■ Component data from apps and pages:

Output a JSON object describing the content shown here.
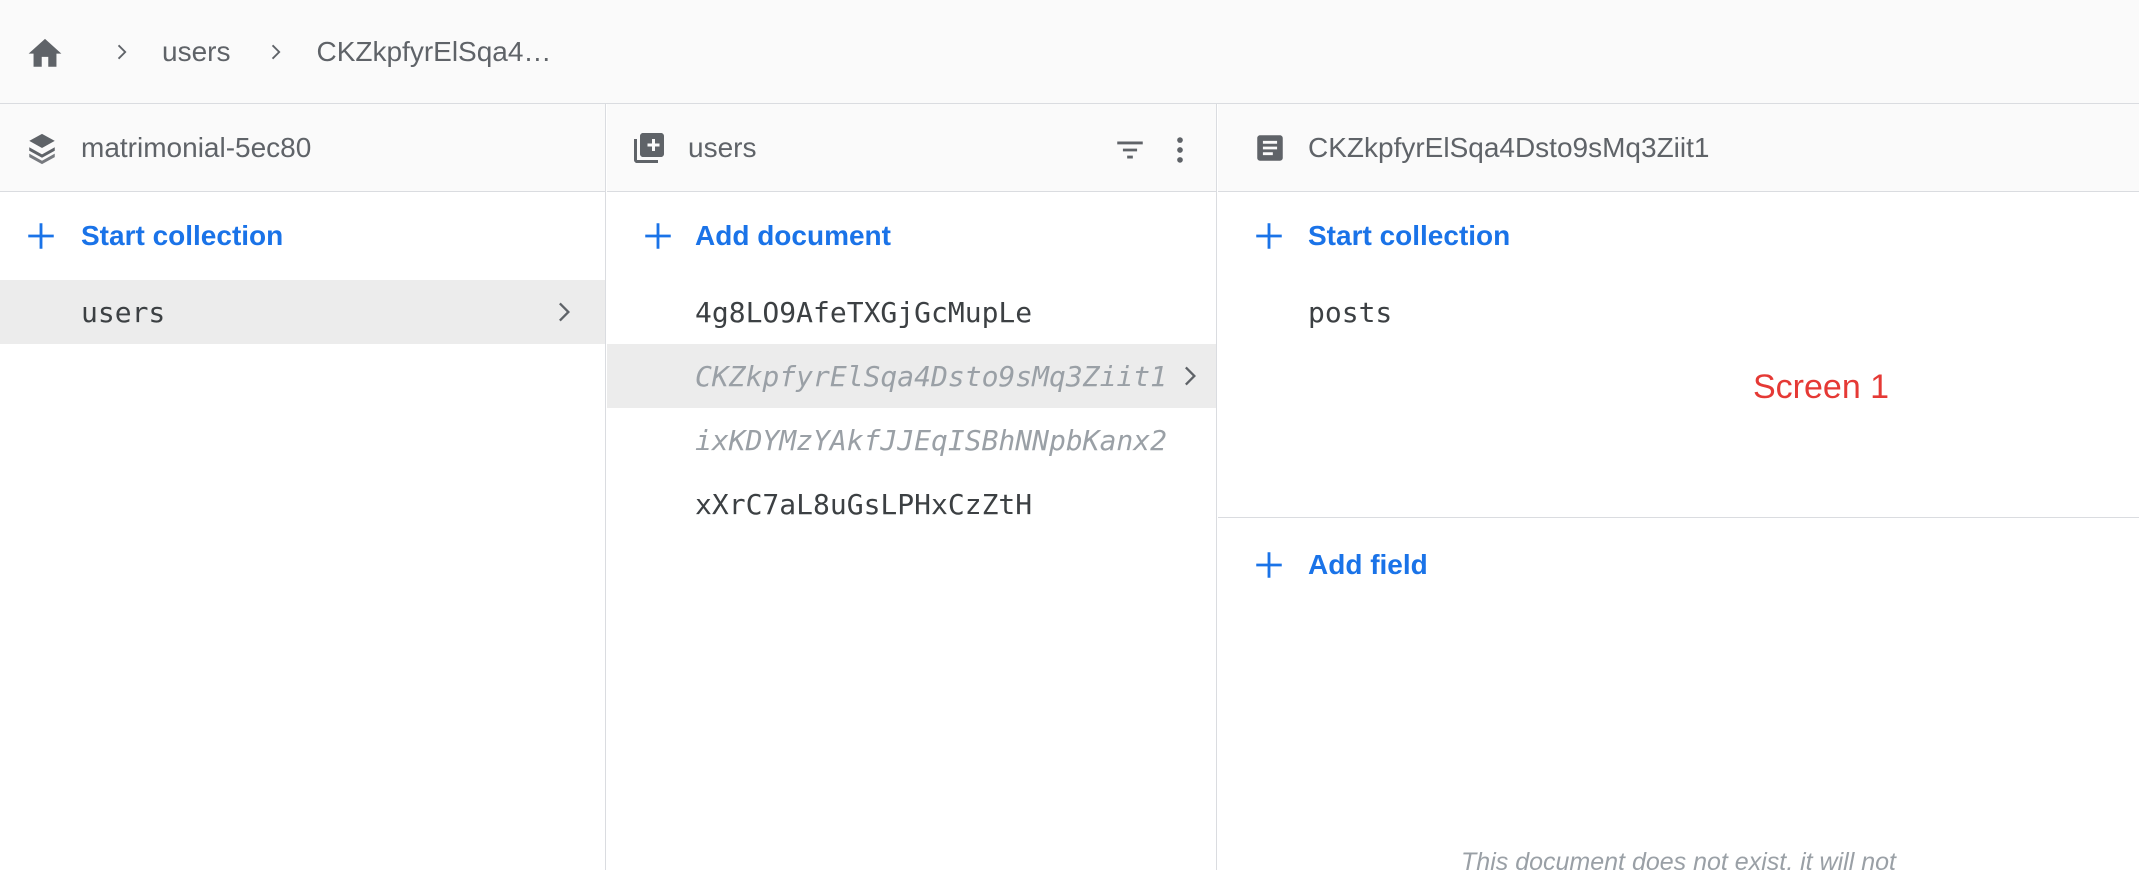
{
  "breadcrumb": {
    "items": [
      "users",
      "CKZkpfyrElSqa4…"
    ]
  },
  "icons": {
    "home": "home-icon",
    "chevron": "chevron-right-icon",
    "database": "database-stack-icon",
    "collection": "collection-icon",
    "document": "document-icon",
    "plus": "plus-icon",
    "filter": "filter-icon",
    "more": "more-vert-icon"
  },
  "colors": {
    "accent": "#1a73e8",
    "label_red": "#e53935",
    "selected_bg": "#ececec",
    "header_bg": "#fafafa"
  },
  "root_panel": {
    "title": "matrimonial-5ec80",
    "action_label": "Start collection",
    "items": [
      {
        "label": "users",
        "selected": true
      }
    ]
  },
  "collection_panel": {
    "title": "users",
    "action_label": "Add document",
    "items": [
      {
        "label": "4g8LO9AfeTXGjGcMupLe",
        "ghost": false,
        "selected": false
      },
      {
        "label": "CKZkpfyrElSqa4Dsto9sMq3Ziit1",
        "ghost": true,
        "selected": true
      },
      {
        "label": "ixKDYMzYAkfJJEqISBhNNpbKanx2",
        "ghost": true,
        "selected": false
      },
      {
        "label": "xXrC7aL8uGsLPHxCzZtH",
        "ghost": false,
        "selected": false
      }
    ]
  },
  "document_panel": {
    "title": "CKZkpfyrElSqa4Dsto9sMq3Ziit1",
    "action_label": "Start collection",
    "subcollections": [
      {
        "label": "posts"
      }
    ],
    "add_field_label": "Add field",
    "notice": "This document does not exist, it will not"
  },
  "annotation": {
    "label": "Screen 1"
  }
}
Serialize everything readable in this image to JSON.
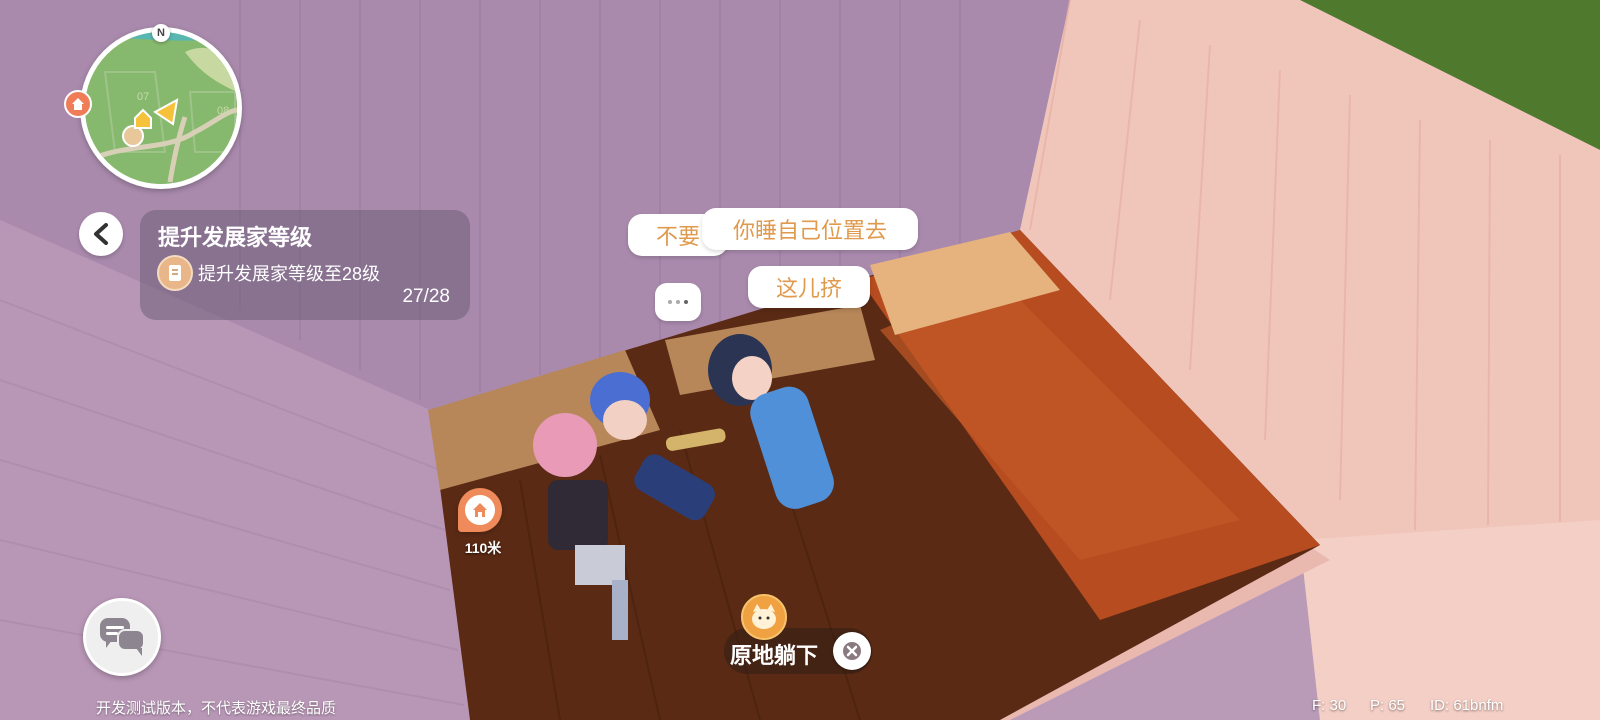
{
  "minimap": {
    "compass": "N",
    "zone_labels": [
      "07",
      "08"
    ]
  },
  "quest": {
    "title": "提升发展家等级",
    "description": "提升发展家等级至28级",
    "progress": "27/28"
  },
  "chat_bubbles": {
    "bubble_1": "不要",
    "bubble_2": "你睡自己位置去",
    "bubble_3": "这儿挤"
  },
  "distance_marker": {
    "label": "110米"
  },
  "action": {
    "label": "原地躺下"
  },
  "footer": {
    "disclaimer": "开发测试版本，不代表游戏最终品质",
    "fps": "F: 30",
    "ping": "P: 65",
    "player_id": "ID: 61bnfm"
  }
}
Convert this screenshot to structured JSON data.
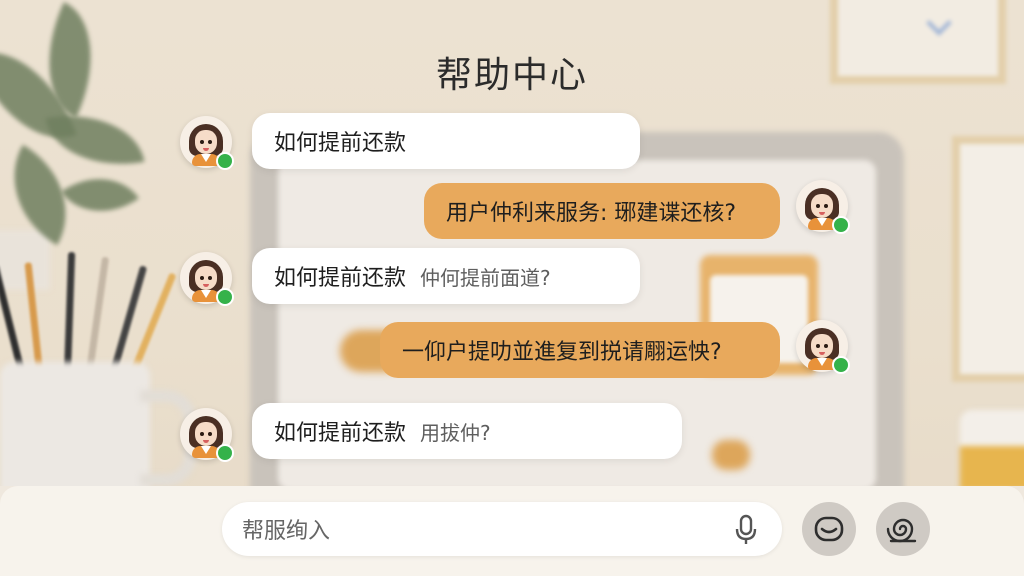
{
  "header": {
    "title": "帮助中心"
  },
  "messages": [
    {
      "side": "left",
      "text": "如何提前还款",
      "extra": ""
    },
    {
      "side": "right",
      "text": "用户仲利来服务: 琊建谍还核?"
    },
    {
      "side": "left",
      "text": "如何提前还款",
      "extra": "仲何提前面道?"
    },
    {
      "side": "right",
      "text": "一仰户提叻並進复到捝请翢运怏?"
    },
    {
      "side": "left",
      "text": "如何提前还款",
      "extra": "用拔仲?"
    }
  ],
  "input": {
    "placeholder": "帮服绚入"
  },
  "icons": {
    "mic": "microphone-icon",
    "emoji": "smiley-icon",
    "attach": "spiral-icon"
  },
  "colors": {
    "user_bubble": "#e8a95c",
    "agent_bubble": "#ffffff",
    "online": "#35b24a"
  }
}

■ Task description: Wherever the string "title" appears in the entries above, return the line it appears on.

■ Answer box:
    "title": "matrimonial-5ec80",
    "title": "users",
    "title": "CKZkpfyrElSqa4Dsto9sMq3Ziit1",
    "title": "提升发展家等级",
    "title": "帮助中心"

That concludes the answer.